Alaska’s Playground for World-Class Fishing on Rivers and Open Water
Sitting on Alaska’s southcentral coast between Cook Inlet and Prince William Sound, the Kenai Peninsula is rich with world-class hiking, canoeing, wildlife viewing and fishing opportunities. The peninsula was originally home to Kenaitze Indians and later developed by non-Natives for its fish, oil and other resources. Today, the area thrives on natural resources and its natural beauty, and drawing an international crowd.
The Kenai Peninsula is often referred to as “Alaska’s playground.” It’s an apt description. At 150 miles long and 70 miles wide, the peninsula offers spectacular landscape, moderate weather, copious wildlife and countless recreational activities.
“The Kenai,” as it’s commonly called, is an oasis for outdoor enthusiasts. The Kenai River— known for its trophy-size king (the record is a 97 pound king) and silver salmon—offers some of the best sport fishing in the world. The Russian, Kasilof and Anchor rivers provide fishermen with red salmon, trout and grayling.
The Kenai Peninsula is a magnet for tourists and independent travelers wanting to try their hand at fly fishing, camping in a rustic setting, hiking and exploring the area’s abundant parks.
Visitors to the Kenai can get a fantastic view of Cook Inlet, active volcanoes and hundreds of species of birds. They can also see puffins with brightly colored beaks, groups of harbor seals and humpback whales while touring Kenai Fjords National Park or Kachemak Bay. Adventurers can hike up to the Harding Ice Fields, across Chugach National Forest, into Kenai National Wildlife Refuge and through Kachemak Bay State Park for amazing views of glaciers, majestic mountains and lush forests.
KENAI THRIVES ON NATURAL RESOURCES
The Kenai Peninsula has about 54,000 residents and thrives on its natural resources, (particularly the fishing opportunities), tourism, government and retail industries.
Key cities in the region include Kenai, Sterling, Nikiski, Soldotna, Seldovia, Homer and Seward. Kenai (pop. 7,110), which is renowned for its salmon runs, is reportedly the oldest city on the peninsula.

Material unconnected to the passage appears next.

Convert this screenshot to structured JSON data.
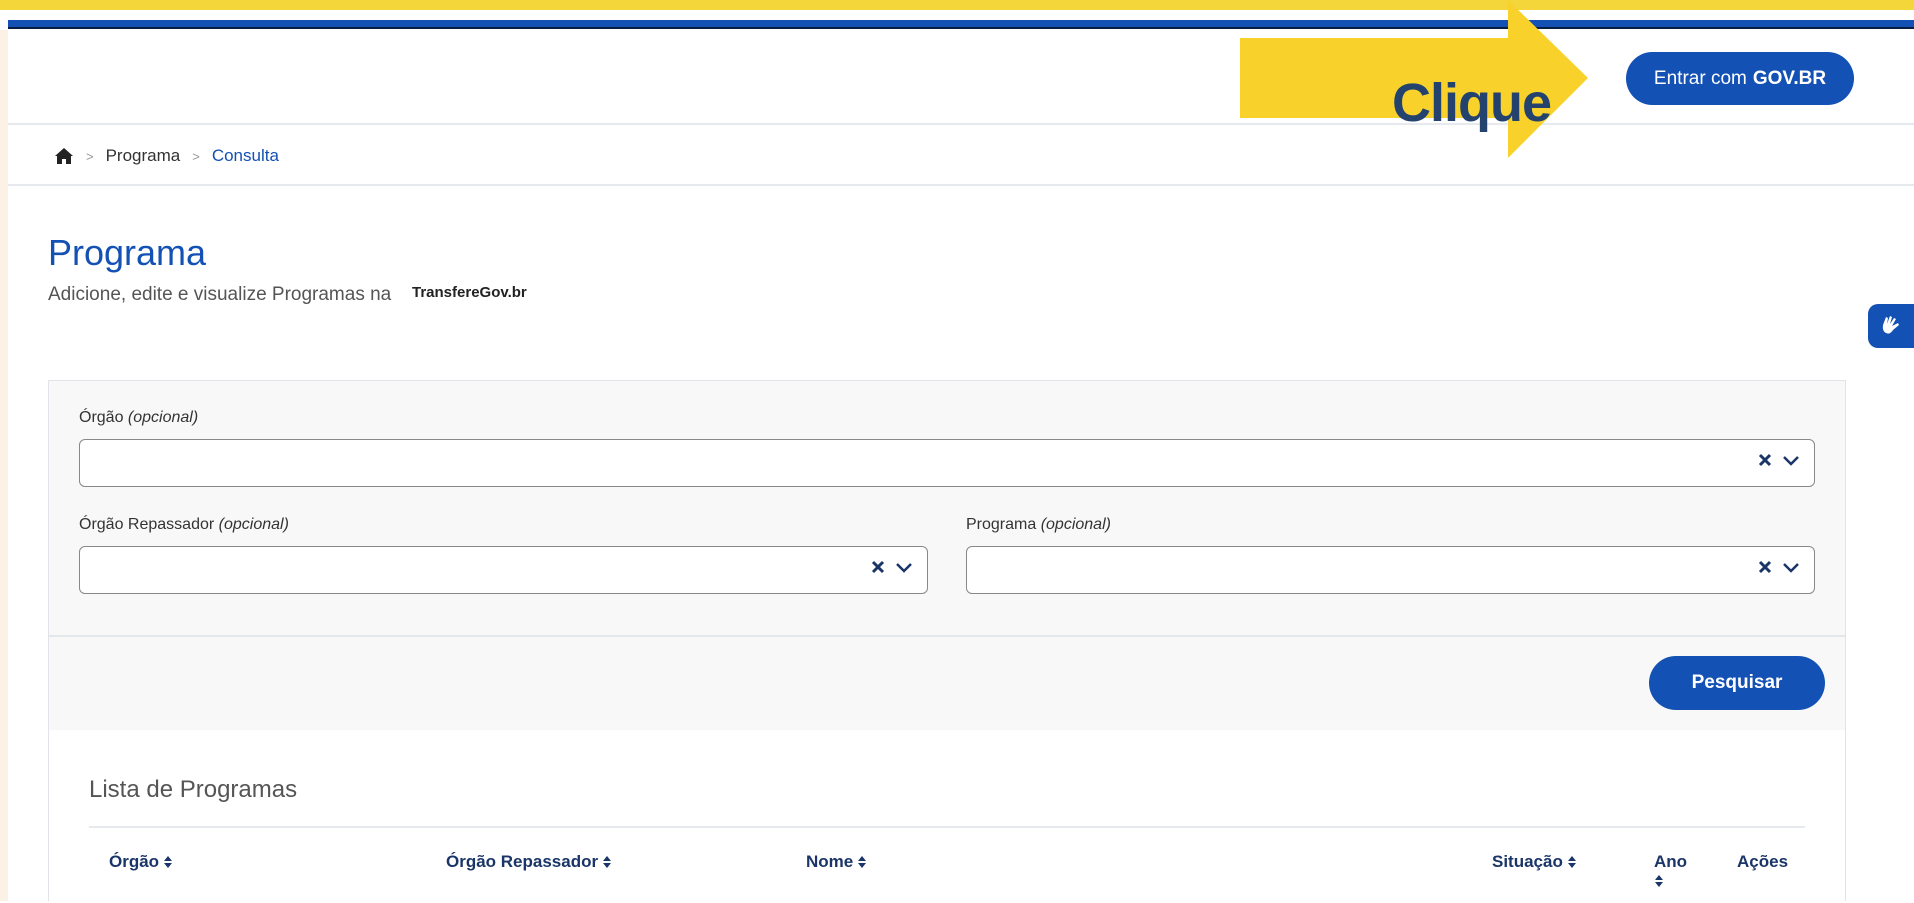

Just outside Sterling, the Swanson Lakes and River Canoe Trails draw paddlers from around the world to an extraordinary web of 30 lakes over 60 miles and to the 80-mile Swanson River route. These trips include short portages.
OTHER KENAI PENINSULA CITIES
Soldotna (pop. 4,284), Kenai’s “twin” city, offers ready access to the Kenai River and Cook Inlet and is a common choice for those coming to fish.
The communities of Homer and Seward have distinctive characteristics that broaden their appeal. Dubbed the halibut fishing capital of the world, Homer marks the end of the peninsula’s highway system. The city is also known for its award-winning Pratt Museum. Art galleries are abundant thanks to the city’s resident population of artists.
Seward is the southern end of the Alaska Railroad, linked to Anchorage and the Interior by road and rail and it is the gateway for Kenai Fjords National Park’s tour boats. Each July 4th, people pack the town to watch racers run up and tumble down the 3,022-foot Mount Marathon. It’s a scary event to participate in, but it is a thrilling sight to watch. The annual race attracts people from all over Alaska and the world, as does Seward’s Alaska SeaLife Center, a premier aquarium and institution for marine research. This facility rescues and rehabilitates marine wildlife while presenting the public with up close views and educational displays. Make reservations for behind-the-scenes tours.
The Homer spit stretchs into Kachemak Bay at the end of the Kenai Peninsula